It took the McKennas a mere four months to retrofit a former door factory into a theater complete with a café-like lobby area and professional-caliber lighting. Its sound and seating are about as top-notch as it gets. The Adobe Rose represents a focus on quality, but also inclusivity as the lobby doubles as gallery space for visual art shows and the theater itself can be rented out to anyone (though the waiting list for rentals is beginning to stretch into 2018). The McKennas even work with potential renters to assure an affordable experience, and for shows they produce themselves under the moniker ART (Adobe Rose Theater), there is an emphasis on paying people for their time.
"The key is to find the right combination of plays," Bruce says. "I think what people maybe sometimes do is to put on older, classic plays, and that's important. You can't ignore that.

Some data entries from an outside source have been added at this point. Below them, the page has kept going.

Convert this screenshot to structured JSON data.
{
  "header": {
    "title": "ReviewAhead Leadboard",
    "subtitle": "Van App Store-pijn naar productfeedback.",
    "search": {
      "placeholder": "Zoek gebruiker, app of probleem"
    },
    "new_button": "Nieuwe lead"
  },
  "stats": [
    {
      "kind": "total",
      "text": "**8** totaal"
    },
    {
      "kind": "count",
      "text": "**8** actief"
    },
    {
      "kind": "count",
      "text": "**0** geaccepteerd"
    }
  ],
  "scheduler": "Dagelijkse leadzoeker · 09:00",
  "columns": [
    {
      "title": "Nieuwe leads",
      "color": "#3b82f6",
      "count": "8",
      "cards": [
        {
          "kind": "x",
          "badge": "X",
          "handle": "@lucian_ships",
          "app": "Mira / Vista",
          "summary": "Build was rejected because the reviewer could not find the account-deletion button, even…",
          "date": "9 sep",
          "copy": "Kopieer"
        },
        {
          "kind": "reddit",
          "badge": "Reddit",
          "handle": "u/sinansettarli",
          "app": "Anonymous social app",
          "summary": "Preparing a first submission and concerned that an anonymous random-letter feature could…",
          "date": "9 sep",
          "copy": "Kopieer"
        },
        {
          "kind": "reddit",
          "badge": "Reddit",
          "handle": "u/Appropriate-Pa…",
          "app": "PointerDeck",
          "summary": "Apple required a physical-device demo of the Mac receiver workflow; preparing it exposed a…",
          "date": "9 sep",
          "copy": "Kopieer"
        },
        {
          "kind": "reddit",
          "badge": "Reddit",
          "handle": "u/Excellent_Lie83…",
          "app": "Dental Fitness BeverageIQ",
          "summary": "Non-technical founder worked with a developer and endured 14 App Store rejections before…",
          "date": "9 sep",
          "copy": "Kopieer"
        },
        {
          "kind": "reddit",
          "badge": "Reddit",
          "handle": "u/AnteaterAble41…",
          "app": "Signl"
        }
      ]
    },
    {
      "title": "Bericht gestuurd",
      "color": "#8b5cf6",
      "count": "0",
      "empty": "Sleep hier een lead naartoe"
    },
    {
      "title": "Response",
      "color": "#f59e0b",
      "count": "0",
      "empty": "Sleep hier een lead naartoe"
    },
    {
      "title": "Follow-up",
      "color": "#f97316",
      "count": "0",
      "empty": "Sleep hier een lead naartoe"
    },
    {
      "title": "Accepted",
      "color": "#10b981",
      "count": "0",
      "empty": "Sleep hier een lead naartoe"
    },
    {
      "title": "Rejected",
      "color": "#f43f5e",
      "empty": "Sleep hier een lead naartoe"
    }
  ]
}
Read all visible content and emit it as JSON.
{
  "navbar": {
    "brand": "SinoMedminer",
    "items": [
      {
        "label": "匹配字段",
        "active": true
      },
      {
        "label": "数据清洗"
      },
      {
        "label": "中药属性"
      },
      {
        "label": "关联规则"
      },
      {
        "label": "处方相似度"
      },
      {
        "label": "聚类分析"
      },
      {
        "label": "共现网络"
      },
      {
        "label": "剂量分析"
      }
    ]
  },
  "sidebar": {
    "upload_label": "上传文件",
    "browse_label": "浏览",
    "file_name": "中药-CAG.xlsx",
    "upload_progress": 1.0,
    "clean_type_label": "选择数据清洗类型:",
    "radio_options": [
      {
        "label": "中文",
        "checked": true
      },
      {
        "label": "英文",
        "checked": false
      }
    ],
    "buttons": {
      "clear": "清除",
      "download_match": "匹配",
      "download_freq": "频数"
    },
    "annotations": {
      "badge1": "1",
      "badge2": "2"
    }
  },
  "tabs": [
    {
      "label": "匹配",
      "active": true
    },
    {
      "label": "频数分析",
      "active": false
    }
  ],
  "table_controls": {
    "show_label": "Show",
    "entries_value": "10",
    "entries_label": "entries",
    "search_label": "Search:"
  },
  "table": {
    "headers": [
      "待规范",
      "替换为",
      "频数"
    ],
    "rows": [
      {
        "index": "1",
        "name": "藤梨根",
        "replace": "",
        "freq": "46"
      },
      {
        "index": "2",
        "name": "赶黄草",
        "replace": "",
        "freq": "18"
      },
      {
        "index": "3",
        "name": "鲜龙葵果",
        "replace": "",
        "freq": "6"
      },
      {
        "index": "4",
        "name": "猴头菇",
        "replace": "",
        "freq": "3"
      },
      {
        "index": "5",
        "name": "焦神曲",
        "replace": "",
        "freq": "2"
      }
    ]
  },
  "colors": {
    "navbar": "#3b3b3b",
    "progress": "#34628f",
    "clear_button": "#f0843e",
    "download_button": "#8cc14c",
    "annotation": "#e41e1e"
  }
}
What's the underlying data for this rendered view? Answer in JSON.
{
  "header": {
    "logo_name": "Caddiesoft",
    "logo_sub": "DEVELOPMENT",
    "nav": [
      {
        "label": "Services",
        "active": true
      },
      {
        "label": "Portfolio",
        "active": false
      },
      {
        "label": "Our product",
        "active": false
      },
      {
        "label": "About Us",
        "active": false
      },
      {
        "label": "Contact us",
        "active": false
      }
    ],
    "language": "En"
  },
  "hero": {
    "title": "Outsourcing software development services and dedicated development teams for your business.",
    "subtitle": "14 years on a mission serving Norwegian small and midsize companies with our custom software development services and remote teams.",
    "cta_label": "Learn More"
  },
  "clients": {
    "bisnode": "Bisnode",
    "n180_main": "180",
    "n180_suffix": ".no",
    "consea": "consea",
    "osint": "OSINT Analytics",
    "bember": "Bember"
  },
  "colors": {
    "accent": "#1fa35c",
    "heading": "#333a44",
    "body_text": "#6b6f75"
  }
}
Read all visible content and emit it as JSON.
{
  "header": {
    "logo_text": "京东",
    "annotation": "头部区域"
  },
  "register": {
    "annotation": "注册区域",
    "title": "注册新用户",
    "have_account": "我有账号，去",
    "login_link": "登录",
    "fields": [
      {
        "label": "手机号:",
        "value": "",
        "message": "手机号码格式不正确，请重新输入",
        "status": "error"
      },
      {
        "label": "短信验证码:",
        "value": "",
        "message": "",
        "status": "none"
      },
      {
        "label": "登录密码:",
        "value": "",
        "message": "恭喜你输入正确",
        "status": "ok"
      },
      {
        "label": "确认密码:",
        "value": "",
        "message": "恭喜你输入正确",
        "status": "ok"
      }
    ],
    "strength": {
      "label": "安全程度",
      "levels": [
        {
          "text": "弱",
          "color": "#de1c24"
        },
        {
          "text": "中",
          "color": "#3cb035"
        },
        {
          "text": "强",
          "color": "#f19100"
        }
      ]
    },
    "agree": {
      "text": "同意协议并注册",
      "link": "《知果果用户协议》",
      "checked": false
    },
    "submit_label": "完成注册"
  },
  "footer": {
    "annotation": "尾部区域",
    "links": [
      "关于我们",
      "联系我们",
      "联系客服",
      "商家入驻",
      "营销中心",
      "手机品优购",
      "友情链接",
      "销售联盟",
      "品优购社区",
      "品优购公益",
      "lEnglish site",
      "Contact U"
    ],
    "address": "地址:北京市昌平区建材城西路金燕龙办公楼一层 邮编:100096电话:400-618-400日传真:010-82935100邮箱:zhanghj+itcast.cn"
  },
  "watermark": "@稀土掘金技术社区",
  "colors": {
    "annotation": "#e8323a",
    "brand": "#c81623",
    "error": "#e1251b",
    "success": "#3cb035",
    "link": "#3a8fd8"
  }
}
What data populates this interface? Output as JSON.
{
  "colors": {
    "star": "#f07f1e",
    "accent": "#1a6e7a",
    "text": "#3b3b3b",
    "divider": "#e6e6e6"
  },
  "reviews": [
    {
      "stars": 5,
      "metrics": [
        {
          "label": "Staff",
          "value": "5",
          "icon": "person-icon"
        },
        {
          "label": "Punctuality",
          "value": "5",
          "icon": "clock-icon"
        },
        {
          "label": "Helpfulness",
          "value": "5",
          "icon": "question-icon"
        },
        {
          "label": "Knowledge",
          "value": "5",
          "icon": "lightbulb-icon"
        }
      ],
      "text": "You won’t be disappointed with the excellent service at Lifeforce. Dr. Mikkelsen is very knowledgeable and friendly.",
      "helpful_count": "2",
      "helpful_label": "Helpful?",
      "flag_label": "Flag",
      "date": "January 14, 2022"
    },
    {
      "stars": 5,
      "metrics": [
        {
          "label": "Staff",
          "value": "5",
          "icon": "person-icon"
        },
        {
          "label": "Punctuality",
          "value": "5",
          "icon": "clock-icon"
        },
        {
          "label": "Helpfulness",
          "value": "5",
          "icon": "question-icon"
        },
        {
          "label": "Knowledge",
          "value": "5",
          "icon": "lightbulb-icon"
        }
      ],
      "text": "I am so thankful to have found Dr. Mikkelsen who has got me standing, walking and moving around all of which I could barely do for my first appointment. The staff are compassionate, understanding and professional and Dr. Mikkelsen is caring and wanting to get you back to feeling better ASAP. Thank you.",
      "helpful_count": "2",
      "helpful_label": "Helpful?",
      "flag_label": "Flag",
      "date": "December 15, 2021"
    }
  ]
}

But if you focus only on that, your audience dies off and then what are you left with?"
This is how Adobe Rose came to mount productions like The Bomb-itty of Errors, a contemporary, rap-themed retelling of Shakespeare's Comedy of Errors, or their most recent show, the Kenneth Lonergan-penned Lobby Hero (which starred the Santa Fe Playhouse's Vaughn Irving), a critical darling about a Navy veteran-turned-security guard.
"We're really trying to get a broader and deeper attack on all these different constituencies," Bruce says of their potential demographic.
Additionally, Adobe Rose offers workshops and classes, grants access to high schools and youth productions, presents staged readings, works with at-risk youth, provides special events and does so much more it's practically impossible to get it all down.
"We're about education and non-traditional casting," Maureen says proudly. "We're about plays that are inclusive of the whole community, and also letting people know we're here and we want you to come and we want to make it affordable."
Santa Fe Reporter